Images and video from passengers who were at the airport or on other planes showed plumes of dark gray smoke billowing from the red-and-white jet.

An ambulance, fire truck and other emergency vehicles were on the scene in one of those photos, while another witness posted video of emergency responders dousing the plane with hoses.

Doctors were treating 13 patients, including one child and one trauma patient, according to Amy Erez of the Broward Health Medical Center. Footage from local media showed a woman on a gurney, her ankle wrapped in what appeared to be an ice pack, being wheeled into the hospital.

Two calls to Dynamic International Airways’ headquarters in Greensboro, North Carolina, were both met with “no comment” on the fire. The airline serves new York, Fort Lauderdale, Venezuela and Guyana, according to its website, and an email from the company says the airline flies to Orlando, Brazil, Hong Kong and Palau.

In a series of Spanish tweets replying to those concerned about the fire, Dynamic said there was “a failure in one of the engines.” All passengers were safely evacuated, the airline tweeted, promising an official statement “soon.

That statement said that the crew “shut down the engine and evacuated the aircraft” after learning of an engine problem. Dynamic said it was investigating the matter and was working to make arrangements for passengers affected by the flight disruption. It plans to operate per its normal schedule beginning Friday, the statement said.

The National Transportation Safety Board is sending a four-person team to Fort Lauderdale to investigate the fire, the agency tweeted.
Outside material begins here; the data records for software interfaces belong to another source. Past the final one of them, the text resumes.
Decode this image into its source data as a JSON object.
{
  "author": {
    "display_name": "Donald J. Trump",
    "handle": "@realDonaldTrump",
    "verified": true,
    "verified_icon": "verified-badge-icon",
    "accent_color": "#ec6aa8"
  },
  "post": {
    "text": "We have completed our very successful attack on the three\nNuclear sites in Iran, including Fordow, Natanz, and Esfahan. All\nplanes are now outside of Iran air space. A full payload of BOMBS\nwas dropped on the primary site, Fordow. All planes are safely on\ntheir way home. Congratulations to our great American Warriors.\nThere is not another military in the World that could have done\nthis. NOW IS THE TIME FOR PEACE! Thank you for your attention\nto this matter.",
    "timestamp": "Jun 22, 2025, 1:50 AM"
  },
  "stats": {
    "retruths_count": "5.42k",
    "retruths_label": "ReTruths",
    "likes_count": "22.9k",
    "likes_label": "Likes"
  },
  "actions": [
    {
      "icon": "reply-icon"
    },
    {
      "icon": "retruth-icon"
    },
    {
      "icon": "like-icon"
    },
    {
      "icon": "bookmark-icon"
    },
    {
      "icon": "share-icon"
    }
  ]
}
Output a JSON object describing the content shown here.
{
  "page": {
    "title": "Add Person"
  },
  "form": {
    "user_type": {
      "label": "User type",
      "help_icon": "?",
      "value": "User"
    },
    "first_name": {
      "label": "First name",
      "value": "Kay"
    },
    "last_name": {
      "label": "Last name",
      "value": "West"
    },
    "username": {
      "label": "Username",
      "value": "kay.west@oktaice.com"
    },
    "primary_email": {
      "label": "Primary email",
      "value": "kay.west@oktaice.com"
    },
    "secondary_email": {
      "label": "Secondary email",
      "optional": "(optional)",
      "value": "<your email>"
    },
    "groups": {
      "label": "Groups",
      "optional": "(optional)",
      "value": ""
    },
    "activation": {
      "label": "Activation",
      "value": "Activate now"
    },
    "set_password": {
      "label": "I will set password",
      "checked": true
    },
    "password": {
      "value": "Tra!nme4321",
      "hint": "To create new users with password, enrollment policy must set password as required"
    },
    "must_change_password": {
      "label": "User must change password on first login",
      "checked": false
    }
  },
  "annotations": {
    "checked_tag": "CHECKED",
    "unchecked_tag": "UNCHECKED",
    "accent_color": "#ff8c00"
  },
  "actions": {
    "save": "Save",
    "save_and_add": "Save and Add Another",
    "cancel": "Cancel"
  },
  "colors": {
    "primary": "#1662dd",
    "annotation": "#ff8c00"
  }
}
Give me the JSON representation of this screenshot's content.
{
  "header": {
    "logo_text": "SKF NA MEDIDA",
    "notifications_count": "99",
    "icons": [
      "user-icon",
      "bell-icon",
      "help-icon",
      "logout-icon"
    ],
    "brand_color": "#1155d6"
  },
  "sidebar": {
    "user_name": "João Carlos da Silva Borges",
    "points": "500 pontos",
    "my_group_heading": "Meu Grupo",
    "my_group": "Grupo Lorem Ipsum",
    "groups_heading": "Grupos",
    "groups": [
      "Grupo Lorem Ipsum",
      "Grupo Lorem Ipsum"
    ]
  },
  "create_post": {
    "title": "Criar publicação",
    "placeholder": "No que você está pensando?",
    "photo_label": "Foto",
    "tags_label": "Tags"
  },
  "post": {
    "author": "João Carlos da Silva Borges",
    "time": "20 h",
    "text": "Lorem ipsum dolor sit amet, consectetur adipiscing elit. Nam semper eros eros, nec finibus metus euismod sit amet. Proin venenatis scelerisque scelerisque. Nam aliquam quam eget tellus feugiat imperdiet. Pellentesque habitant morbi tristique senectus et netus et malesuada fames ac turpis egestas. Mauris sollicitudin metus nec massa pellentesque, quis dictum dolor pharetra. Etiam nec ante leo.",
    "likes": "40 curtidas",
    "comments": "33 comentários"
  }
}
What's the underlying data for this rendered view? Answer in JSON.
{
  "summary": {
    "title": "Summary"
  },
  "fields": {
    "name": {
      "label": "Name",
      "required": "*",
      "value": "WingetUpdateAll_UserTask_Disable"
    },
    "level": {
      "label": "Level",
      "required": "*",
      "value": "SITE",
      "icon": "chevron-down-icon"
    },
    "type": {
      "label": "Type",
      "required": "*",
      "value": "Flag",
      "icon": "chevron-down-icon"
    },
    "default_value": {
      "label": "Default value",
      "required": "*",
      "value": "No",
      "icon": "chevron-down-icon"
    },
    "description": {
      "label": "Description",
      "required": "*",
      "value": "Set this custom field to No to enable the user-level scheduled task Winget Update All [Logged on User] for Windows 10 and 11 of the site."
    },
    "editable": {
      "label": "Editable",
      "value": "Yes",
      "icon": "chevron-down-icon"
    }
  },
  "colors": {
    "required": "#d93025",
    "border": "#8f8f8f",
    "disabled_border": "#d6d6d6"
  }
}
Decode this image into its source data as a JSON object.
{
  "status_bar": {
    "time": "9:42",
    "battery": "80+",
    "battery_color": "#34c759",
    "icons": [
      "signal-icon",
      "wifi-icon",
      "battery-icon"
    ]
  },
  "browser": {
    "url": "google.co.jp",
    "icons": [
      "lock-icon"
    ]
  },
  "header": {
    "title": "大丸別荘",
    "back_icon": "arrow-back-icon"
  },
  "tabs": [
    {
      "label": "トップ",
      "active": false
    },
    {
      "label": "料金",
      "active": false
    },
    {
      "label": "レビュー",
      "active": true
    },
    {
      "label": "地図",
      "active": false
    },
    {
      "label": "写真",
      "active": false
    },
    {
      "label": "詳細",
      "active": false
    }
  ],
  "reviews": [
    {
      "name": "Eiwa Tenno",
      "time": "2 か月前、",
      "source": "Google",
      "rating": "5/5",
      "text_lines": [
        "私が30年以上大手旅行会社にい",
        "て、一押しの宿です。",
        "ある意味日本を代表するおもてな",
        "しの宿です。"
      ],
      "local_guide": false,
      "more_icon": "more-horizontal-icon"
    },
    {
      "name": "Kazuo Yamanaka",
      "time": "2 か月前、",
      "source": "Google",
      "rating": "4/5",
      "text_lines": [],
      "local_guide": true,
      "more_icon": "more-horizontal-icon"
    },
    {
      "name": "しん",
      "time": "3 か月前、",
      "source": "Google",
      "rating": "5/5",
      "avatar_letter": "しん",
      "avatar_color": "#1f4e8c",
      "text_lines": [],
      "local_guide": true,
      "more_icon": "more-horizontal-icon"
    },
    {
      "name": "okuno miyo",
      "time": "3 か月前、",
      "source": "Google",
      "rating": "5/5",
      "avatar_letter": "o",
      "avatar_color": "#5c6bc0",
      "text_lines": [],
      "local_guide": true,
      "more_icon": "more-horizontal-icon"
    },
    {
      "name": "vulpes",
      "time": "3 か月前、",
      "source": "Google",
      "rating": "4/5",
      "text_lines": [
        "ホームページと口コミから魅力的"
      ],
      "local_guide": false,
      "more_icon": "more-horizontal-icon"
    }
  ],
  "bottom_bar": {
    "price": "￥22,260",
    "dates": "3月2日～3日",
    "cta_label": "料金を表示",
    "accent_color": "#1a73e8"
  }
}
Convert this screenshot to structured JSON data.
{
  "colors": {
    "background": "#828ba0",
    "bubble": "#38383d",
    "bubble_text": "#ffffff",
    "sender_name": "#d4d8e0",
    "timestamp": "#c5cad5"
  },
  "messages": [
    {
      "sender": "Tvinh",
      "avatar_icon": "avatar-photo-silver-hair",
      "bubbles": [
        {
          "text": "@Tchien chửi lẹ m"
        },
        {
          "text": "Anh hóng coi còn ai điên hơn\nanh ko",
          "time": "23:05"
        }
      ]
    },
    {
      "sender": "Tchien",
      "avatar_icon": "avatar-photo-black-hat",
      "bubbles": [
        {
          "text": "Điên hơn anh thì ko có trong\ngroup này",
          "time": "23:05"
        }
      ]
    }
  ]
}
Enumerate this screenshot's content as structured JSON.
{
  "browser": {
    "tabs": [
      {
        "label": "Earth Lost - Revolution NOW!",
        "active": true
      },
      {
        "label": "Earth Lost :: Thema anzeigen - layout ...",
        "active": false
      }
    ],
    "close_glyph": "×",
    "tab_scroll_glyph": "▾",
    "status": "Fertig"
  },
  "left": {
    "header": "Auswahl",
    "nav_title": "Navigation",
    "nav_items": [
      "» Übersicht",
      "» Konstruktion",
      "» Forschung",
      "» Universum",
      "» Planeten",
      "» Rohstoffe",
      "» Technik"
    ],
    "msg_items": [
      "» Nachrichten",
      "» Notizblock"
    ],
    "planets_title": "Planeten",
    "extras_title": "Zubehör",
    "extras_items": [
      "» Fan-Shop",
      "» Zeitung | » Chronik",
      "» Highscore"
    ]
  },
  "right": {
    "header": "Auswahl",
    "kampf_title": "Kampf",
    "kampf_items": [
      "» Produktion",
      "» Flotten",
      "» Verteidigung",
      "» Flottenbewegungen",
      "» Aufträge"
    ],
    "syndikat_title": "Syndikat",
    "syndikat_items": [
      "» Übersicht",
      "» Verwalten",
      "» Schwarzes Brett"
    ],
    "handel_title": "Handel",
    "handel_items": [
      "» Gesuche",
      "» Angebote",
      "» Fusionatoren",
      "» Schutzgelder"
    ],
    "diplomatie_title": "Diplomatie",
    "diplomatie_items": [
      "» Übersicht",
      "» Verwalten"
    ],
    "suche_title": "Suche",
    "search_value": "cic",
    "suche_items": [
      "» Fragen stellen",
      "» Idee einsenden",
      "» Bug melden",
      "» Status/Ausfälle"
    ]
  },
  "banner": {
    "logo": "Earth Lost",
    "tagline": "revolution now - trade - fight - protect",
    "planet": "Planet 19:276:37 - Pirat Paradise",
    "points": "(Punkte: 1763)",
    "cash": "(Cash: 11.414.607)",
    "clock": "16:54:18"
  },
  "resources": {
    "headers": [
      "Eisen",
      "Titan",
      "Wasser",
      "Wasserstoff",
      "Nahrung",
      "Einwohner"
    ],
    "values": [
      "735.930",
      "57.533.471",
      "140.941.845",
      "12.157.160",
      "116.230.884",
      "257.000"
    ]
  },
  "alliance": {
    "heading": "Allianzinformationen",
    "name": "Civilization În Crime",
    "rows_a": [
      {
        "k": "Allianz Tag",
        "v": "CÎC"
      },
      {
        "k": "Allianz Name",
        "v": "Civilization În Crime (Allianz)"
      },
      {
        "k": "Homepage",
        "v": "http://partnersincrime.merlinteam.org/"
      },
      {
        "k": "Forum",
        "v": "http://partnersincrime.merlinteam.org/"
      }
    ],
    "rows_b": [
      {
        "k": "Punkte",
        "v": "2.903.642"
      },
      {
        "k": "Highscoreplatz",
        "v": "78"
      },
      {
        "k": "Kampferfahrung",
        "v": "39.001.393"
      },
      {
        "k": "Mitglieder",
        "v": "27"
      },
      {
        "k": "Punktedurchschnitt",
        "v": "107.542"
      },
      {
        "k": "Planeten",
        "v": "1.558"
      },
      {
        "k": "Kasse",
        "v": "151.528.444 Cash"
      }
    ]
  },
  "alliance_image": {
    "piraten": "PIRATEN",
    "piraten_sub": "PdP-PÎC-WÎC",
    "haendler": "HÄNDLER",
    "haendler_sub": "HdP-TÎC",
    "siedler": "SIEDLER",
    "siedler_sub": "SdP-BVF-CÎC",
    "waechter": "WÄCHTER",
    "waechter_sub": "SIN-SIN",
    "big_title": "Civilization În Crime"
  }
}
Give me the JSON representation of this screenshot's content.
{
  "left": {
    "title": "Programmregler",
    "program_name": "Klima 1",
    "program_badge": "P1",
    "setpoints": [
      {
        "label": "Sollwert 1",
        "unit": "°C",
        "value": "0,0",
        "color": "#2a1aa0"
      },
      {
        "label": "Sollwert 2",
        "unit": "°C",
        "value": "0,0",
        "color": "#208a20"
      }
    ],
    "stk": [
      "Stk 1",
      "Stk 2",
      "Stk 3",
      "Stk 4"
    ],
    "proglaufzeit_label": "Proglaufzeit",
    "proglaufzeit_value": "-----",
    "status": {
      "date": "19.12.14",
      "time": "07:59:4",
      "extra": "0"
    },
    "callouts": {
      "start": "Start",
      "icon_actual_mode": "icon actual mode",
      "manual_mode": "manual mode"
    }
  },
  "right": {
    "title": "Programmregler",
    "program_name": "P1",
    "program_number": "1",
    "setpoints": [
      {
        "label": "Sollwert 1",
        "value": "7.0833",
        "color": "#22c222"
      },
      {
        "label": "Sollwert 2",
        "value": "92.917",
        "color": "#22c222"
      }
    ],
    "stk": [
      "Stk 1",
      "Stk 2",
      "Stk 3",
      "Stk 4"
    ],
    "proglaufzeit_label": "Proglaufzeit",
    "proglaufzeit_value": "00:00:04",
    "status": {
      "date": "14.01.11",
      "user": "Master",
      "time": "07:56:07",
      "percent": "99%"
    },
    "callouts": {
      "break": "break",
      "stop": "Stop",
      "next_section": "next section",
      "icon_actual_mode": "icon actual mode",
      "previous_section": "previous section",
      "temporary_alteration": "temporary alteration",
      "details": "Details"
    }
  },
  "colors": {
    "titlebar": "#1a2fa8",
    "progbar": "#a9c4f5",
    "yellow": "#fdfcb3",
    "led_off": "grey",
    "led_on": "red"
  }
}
Boeing announced later it will provide technical assistance during the investigation.

According to an FAA database, the plane was built in 1986.

CNN’s Greg Clary, Aaron Cooper, AnneClaire Stapleton, Sheena Jones, Brooke Lorenz, Samuel Roth, Keith Allen and Joe Sutton contributed to this report.